The Democratic candidate, MacGuineas notes, "uses all the new revenue she raises to pay for new spending initiatives," and by vowing not to raise taxes for anyone making less than $250,000 "perpetuates the notion that we can solve all our budgetary problems just by taxing the rich."
After Trump’s Detroit speech, the Committee for a Responsible Federal Budget estimated his new tax plan would cost $2.55 trillion extra over a decade...Clinton also wants to expand the Affordable Care Act (aka Obamacare) by supporting states and limiting the out-of-pocket expenses of the insured. This proposal will cost $300 billion over 10 years, according to the Committee for a Responsible Federal Budget, and may be the last chance to save the ACA.
However, Senator Bernie Sanders’ universal healthcare plan may have some issues, as some economists and policy experts have found that the numbers associated with the Medicare-for-all program may be misleading. Jared Bernstein, a former economic adviser to Vice President Joe Biden, has stated his concern and the Committee for a Responsible Federal Budget has released a report stating that this proposal would bring a $3 trillion shortfall over the next 10 years.
While Trump’s new tax cuts are less severe than those he originally proposed, the plan is still likely to “add substantially to the debt,” according to the Committee for a Responsible Federal Budget (CRFB). They estimated his preliminary tax plan would cost roughly $9.25 trillion over the course of a decade. In the coming weeks, CRFB said it will release new estimates based on Trump’s new tax plan, which would also slash corporate taxes from 35 percent to 15 percent and wipe out estate taxes.
But previous proposals would limit the drop to between 67% and 75% of a couple's joint Social Security income, according to Ben Veghte, vice president for policy at the National Academy of Social Insurance and Marc Goldwein, senior policy director of the Committee for a Responsible Federal Budget.
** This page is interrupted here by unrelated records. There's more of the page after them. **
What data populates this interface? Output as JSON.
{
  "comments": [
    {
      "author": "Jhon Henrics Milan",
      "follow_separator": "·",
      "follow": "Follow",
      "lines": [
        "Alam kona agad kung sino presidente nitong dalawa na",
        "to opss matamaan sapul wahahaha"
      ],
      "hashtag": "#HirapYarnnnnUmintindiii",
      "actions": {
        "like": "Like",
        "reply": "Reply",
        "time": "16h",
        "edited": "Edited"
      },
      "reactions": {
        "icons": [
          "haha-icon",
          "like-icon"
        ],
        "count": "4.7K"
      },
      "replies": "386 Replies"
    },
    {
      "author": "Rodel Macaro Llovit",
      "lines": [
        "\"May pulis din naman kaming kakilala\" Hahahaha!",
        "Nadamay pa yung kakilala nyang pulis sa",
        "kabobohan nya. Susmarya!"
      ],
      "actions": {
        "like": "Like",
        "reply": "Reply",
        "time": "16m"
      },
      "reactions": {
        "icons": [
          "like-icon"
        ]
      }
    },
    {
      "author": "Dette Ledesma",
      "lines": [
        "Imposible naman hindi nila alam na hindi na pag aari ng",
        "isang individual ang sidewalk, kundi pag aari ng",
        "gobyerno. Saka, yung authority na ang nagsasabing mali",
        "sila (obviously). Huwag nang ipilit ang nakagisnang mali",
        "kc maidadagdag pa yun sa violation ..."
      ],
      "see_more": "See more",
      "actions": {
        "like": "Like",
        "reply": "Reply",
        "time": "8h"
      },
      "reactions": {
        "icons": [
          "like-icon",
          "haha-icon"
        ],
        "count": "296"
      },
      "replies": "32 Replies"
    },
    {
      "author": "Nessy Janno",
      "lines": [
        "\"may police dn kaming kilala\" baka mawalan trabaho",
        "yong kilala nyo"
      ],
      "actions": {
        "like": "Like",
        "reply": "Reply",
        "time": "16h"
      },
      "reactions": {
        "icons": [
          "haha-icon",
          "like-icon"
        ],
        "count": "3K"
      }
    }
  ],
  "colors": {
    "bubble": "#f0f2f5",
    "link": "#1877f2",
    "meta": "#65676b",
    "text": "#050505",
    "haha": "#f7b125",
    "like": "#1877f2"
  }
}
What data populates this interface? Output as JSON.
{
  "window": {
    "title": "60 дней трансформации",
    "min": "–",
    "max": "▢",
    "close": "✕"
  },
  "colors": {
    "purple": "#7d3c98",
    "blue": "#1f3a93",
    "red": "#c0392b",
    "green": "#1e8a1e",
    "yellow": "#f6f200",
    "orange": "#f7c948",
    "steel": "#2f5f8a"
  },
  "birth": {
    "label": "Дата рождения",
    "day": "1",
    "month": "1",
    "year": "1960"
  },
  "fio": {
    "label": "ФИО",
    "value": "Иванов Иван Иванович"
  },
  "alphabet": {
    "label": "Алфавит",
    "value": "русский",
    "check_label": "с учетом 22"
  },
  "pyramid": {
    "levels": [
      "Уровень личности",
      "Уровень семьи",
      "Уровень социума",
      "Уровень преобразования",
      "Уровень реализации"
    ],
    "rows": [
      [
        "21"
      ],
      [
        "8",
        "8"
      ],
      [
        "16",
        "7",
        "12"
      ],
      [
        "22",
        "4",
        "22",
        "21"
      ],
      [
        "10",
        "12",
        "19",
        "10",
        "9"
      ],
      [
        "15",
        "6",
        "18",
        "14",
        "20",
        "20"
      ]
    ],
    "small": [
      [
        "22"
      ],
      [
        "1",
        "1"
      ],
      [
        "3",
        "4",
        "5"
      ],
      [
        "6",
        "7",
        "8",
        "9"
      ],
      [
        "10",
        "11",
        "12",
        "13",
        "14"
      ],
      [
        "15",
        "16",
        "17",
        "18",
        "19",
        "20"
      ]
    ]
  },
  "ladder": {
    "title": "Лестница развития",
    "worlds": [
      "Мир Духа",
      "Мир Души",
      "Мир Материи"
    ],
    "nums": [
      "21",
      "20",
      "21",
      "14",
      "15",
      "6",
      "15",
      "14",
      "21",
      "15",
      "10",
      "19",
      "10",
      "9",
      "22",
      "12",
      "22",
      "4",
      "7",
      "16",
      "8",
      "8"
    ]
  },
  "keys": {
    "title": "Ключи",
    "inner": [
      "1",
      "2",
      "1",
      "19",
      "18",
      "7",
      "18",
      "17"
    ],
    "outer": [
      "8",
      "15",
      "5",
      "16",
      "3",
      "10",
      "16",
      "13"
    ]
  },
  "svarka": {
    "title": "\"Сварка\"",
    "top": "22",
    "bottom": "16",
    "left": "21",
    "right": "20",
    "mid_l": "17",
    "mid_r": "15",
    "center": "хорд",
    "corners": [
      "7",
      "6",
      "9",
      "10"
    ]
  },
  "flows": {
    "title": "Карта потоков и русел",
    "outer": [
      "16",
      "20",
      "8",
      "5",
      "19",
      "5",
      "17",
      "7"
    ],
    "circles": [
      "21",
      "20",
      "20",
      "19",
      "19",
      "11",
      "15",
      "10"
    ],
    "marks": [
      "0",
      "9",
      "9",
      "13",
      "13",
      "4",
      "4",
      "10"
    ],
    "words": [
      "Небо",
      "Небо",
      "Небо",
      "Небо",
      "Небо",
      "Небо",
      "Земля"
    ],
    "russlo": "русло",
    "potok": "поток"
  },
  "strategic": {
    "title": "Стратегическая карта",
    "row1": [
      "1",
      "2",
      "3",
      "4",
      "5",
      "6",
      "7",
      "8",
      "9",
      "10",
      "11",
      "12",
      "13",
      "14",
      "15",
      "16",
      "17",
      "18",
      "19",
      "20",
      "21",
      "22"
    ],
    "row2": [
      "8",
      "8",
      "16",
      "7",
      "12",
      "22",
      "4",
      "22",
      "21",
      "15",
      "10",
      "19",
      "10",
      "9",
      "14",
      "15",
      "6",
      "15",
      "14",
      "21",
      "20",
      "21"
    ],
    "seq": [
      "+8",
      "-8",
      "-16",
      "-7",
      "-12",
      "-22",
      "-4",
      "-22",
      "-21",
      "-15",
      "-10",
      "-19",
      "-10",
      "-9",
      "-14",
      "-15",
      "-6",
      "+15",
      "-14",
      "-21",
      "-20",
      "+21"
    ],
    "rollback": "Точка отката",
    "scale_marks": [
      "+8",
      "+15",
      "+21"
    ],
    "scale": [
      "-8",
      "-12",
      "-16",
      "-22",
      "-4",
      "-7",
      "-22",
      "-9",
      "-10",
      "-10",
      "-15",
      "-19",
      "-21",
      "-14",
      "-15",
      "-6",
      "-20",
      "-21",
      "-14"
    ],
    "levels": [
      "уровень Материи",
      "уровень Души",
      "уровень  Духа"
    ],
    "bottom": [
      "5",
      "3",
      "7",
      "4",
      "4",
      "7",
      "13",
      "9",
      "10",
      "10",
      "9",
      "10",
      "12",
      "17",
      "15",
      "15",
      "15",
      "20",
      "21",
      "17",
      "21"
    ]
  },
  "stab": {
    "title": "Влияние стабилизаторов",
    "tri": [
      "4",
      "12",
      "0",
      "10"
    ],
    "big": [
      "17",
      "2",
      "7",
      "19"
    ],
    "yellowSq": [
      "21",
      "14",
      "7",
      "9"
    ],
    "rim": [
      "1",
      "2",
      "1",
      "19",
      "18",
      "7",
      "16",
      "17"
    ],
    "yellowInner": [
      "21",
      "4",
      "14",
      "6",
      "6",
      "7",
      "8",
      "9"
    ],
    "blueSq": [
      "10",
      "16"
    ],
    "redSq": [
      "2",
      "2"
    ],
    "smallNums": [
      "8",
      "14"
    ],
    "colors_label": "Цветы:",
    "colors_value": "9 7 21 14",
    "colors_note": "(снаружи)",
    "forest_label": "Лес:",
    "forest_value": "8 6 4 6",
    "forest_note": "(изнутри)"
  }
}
The Committee for a Responsible Federal Budget said the high national debt is the result of rising entitlement spending and growing interest costs. Even some of the nation's top economists differ on the impact the debt has on you, but it is a topic you will hear more about as the campaign season winds toward November. The committee estimates Clinton's specific plan will grow the debt by $250 billion and Trump's broader plan will grow the debt by $11.5 trillion.
For those of you thinking about retirement, here’s a question worth asking: How old will you be when Social Security runs out?Helpfully, the Committee for a Responsible Federal Budget has just the tool for you. This week CRFB released a handy calculator that allows you to type in your birth year and learn your age when the well runs dry. If you’re lucky, by that time you’ll actually be able to take advantage of phased retirement.
But the Committee for a Responsible Federal Budget predicts Social Security funding will run out in 2034. And, it has a calculator that asks you to plug in your birth year so you can see how old (or how young) you’ll be when the system supposedly runs dry.
An analysis in June from the bipartisan Committee for a Responsible Federal Budget found Trump's proposals in particular would increase the debt "massively."
Marc Goldwein, senior vice president at the watchdog Committee for a Responsible Federal Budget, said Mr. Trump’s low-interest theory matches a call from the political left, which says if government borrows and pumps the money into productive investments, the economic boost will more than cover the eventual higher interest payments on the debt.
“That’s all fine and good in theory. The problem is when you turn a theory into practice,” Mr. Goldwein said. In this case, the U.S. already has a massive load and little prospect of paying it down. That means the new debt would be rolled over at some point, at interest rates higher than today’s low rates, skewing the economics. Besides, Mr. Goldwein said, there is scant evidence that infrastructure spending can pay for itself if done as Mr. Trump wants.